The Obama administration extended on Friday a policy counting same-sex marriages as equal to opposite-sex unions for the purpose of federal student financial aid, although the change could increase the amount of money a student would have to contribute toward an education.
The policy, announced by the Education Department, is the latest in a series of policy developments bringing the Obama administration into alignment with the U.S. Supreme Court decision striking down Section 3 of the Defense of Marriage Act.
Under the new guidance, a student or a parent of a student, will be considered legally married if they’re in a same-sex marriage when applying for aid through the Free Application for Federal Student Aid, or FAFSA. The new policy applies to a same-sex marriage included on the application even if the applicant lives in a non-marriage equality state.
Education Secretary Arne Duncan said in a statement the new policy helps ensure equality for students seeking financial aid.
“We must continue to ensure that every single American is treated equally in the eyes of the law, and this important guidance for students is another step forward in that effort,” Duncan said. “As students fill out their FAFSA this coming year, I’m thrilled they’ll be able to do so in a way that is more fair and just.”
The information provided by applicants on the FAFSA is used to determine a student’s expected family contribution, which determines the student’s eligibility for federal need-based student aid.
Although the change means equal treatment for same-sex and opposite-sex married couples, it also could trigger a greater family contribution by making it seem like a student has access to more resources.
An Education Department official, speaking on condition of anonymity, acknowledged that the applicant in LGBT families would have to pay more for their education under some circumstances.
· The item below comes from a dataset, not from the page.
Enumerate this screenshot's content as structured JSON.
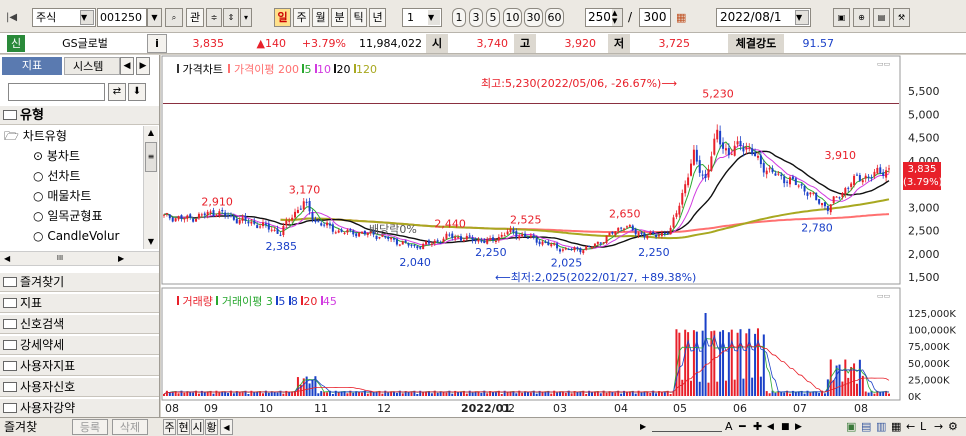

“It is possible, but at the end of the day, what is important is that we’re doing it in a way that treats everyone equally,” the official said. “We don’t know for sure. Every case is different. It is possible that the contribution level would be higher, meaning less federal support. But I can’t say that with certainty.”
The change will be reflected in the 2014-2015 FAFSA form, which is set to use terms like “Parent 1 (father/mother/stepparent)” and “Parent 2 (father/mother/stepparent)” instead of gender-specific terms like “mother” and “father.” The new FAFSA form will come out Jan. 1.
But the new change also has an impact on the 2013-2014 FAFSA. If the student hasn’t yet submitted that form for this school year, he or she is expected to respond to all questions related to marital status in accordance with the updated guidance. A student who previously submitted a 2013-2014 FAFSA may elect to submit a correction in light of the change
The new policy builds off an earlier announcement from the Education Department in April prior to the court ruling against DOMA requiring FAFSA to count the resources of same-sex parents for a student, if those parents live together, when determining eligibility for financial aid.
Michael Cole-Schwartz, a spokesperson for the Human Rights Campaign, said his organization is happy with the new policy.
“We’re pleased that the Department of Education, like other federal agencies, has taken steps to ensure that same-sex spouses are fully and equally recognized, regardless of where those couples live,” Cole-Schwartz said. “This policy will ensure that students in same-sex marriages and the children of married same-sex couples are treated fairly and equally under the federal financial aid system.”